H. capsulatum is a dimorphic endemic fungus of worldwide distribution but is most common in North America and Latin America. In highly endemic areas more than 80% of persons are infected by age 20, often sub-clinically. Bats, which often live in caves, are frequently infected. Acquisition is inhalational with principal sites of disease in lungs, lymph nodes, liver, spleen, bone marrow, adrenals and the GI tract. In normal hosts, a self-limited pulmonary infection with mediastinal adenopathy is most common, but opportunistic disseminated infections in patients with depressed immunity, especially those with AIDS, is frequent. Endemic areas are the Mississippi, Ohio and St. Lawrence valleys in the USA, the Caribbean, Mexico and Latin America, South East Asia and Africa. Histoplasmosis is endemic in Latin America including Peru, the fungus is predominantly found in jungle areas. The reported incidence among advanced HIV-infected patients varies from 8% in Panama to 42% in French Guyana, being the first or second opportunist infection in these patients (AIDS 2016;30:167). A necropsy study of 16 patients who died with advanced AIDS in Lima, Peru found that 3 (19%) had disseminated histoplasmosis (Pathol Res Pract 2006;202:767). Exogenous acquisition or reactivation of a latent foci, as in this case are the modes of acquisition.
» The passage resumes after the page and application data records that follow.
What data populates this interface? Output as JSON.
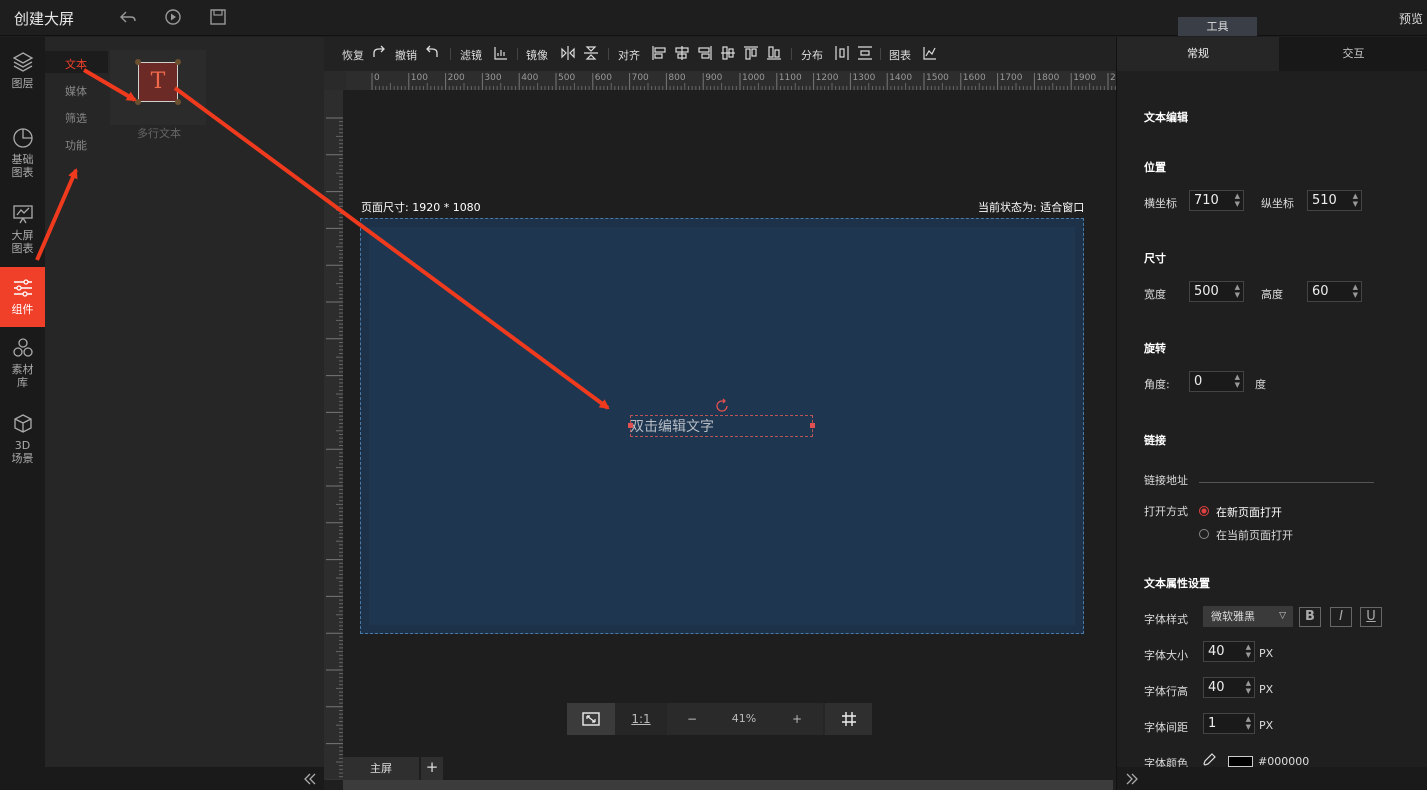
{
  "app": {
    "title": "创建大屏",
    "tools_tab": "工具",
    "preview": "预览"
  },
  "leftnav": {
    "items": [
      {
        "label": "图层",
        "icon": "layers-icon"
      },
      {
        "label": "基础图表",
        "icon": "pie-chart-icon"
      },
      {
        "label": "大屏图表",
        "icon": "presentation-chart-icon"
      },
      {
        "label": "组件",
        "icon": "sliders-icon",
        "active": true
      },
      {
        "label": "素材库",
        "icon": "hexagons-icon"
      },
      {
        "label": "3D场景",
        "icon": "cube-icon"
      }
    ]
  },
  "panel": {
    "categories": [
      "文本",
      "媒体",
      "筛选",
      "功能"
    ],
    "active_category": "文本",
    "component": {
      "glyph": "T",
      "label": "多行文本"
    }
  },
  "toolbar": {
    "redo": "恢复",
    "undo": "撤销",
    "filter": "滤镜",
    "mirror": "镜像",
    "align": "对齐",
    "distribute": "分布",
    "chart": "图表"
  },
  "ruler": {
    "ticks": [
      "0",
      "100",
      "200",
      "300",
      "400",
      "500",
      "600",
      "700",
      "800",
      "900",
      "1000",
      "1100",
      "1200",
      "1300",
      "1400",
      "1500",
      "1600",
      "1700",
      "1800",
      "1900",
      "20"
    ]
  },
  "canvas": {
    "page_size": "页面尺寸: 1920 * 1080",
    "state": "当前状态为: 适合窗口",
    "text_placeholder": "双击编辑文字"
  },
  "zoombar": {
    "ratio": "1:1",
    "minus": "−",
    "zoom": "41%",
    "plus": "+"
  },
  "tabs": {
    "main": "主屏",
    "add": "+"
  },
  "props": {
    "tab_general": "常规",
    "tab_interact": "交互",
    "text_edit": "文本编辑",
    "position": "位置",
    "x_label": "横坐标",
    "x_value": "710",
    "y_label": "纵坐标",
    "y_value": "510",
    "size": "尺寸",
    "width_label": "宽度",
    "width_value": "500",
    "height_label": "高度",
    "height_value": "60",
    "rotate": "旋转",
    "angle_label": "角度:",
    "angle_value": "0",
    "angle_unit": "度",
    "link": "链接",
    "link_addr": "链接地址",
    "open_mode": "打开方式",
    "open_new": "在新页面打开",
    "open_current": "在当前页面打开",
    "text_attrs": "文本属性设置",
    "font_style_label": "字体样式",
    "font_style_value": "微软雅黑",
    "bold": "B",
    "italic": "I",
    "underline": "U",
    "font_size_label": "字体大小",
    "font_size_value": "40",
    "line_height_label": "字体行高",
    "line_height_value": "40",
    "spacing_label": "字体间距",
    "spacing_value": "1",
    "px": "PX",
    "color_label": "字体颜色",
    "color_value": "#000000"
  }
}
Histoplasmosis is the most common endemic mycosis among HIV-infected patients. Progressive disseminated histoplasmosis (PDH) as demonstrated by this patient is the most common manifestation of histoplasmosis in AIDS patients. The Chest CT scan (Image 2) showed an interstitial infiltrate mainly composed of micronodules compatible with a milliary pattern. The differential diagnosis of these CT findings in a patient with HIV includes TB, PCP, penicilliosis (found mainly in Southeast Asia) and lymphoma. The differential diagnosis of the skin lesions in this patient includes herpes simplex infection, tuberculosis, paracoccidioidomycosis and cancer.

PDH may be the first manifestation of advanced AIDS in endemic areas, a study among 89 patients with advanced AIDS in Colombia found 45 (51%) with PDH (AJTMH 2016;95:918); interestingly, 35% had TB as well. Predictors of PDH were significant weight loss, hepato or splenomegaly, skin lesions and hematologic abnormalities (mainly pancytopenia), all of them seen in this patient. Pulmonary involvement is seen in about 50-70% with non-specific manifestations (dry cough, chest pain, dyspnea); 50-70% of patients have abnormal radiologic findings; diffuse interstitial infiltrates or reticulonodular infiltrates are the most common abnormal findings.

PDH is associated with high mortality rates, a study among 101 confirmed cases in Guatemala found a crude mortality rate of 44% with a median survival time of 19 days (AJTMH 2017,97:42); a Peruvian case series from a single center found that 59% (16) of 27 HIV-infected patients with histoplasmosis had PDH, with a mortality rate of 22% (Rev Chilena Infectol 2017;34:365-9). Co-infections are common. Among 45 patients in Colombia, 23 had other infections, 70% had TB and 13% had PCP or cryptococcosis (Med Mycol Case Rep 2018;19:45)

USA treatment guidelines (Clin Infect Dis 2007;45:807) recommend induction therapy with liposomal amphotericin B (or amphotericin B deoxycholate in persons with low risk for nephrotoxicity) for 1-2 weeks followed by itraconazole for at least 1 year, with dosing guided by measurement of serum drug levels. Suppressive therapy with itraconazole is stopped if patients have received one year of itraconazole therapy, have negative blood cultures, low levels of urinary antigen (<2ng/ml), a CD4 cell count >150 cells/mm3, and patients are on HAART. Initiation of HAART should not be delayed; IRIS is rare and usually not severe.

Our patient was started empirically on anti TB treatment with standard 4-drug therapy and is currently receiving amphotericin deoxycholate. He will be started on ART within 2 weeks of induction therapy with amphotericin B.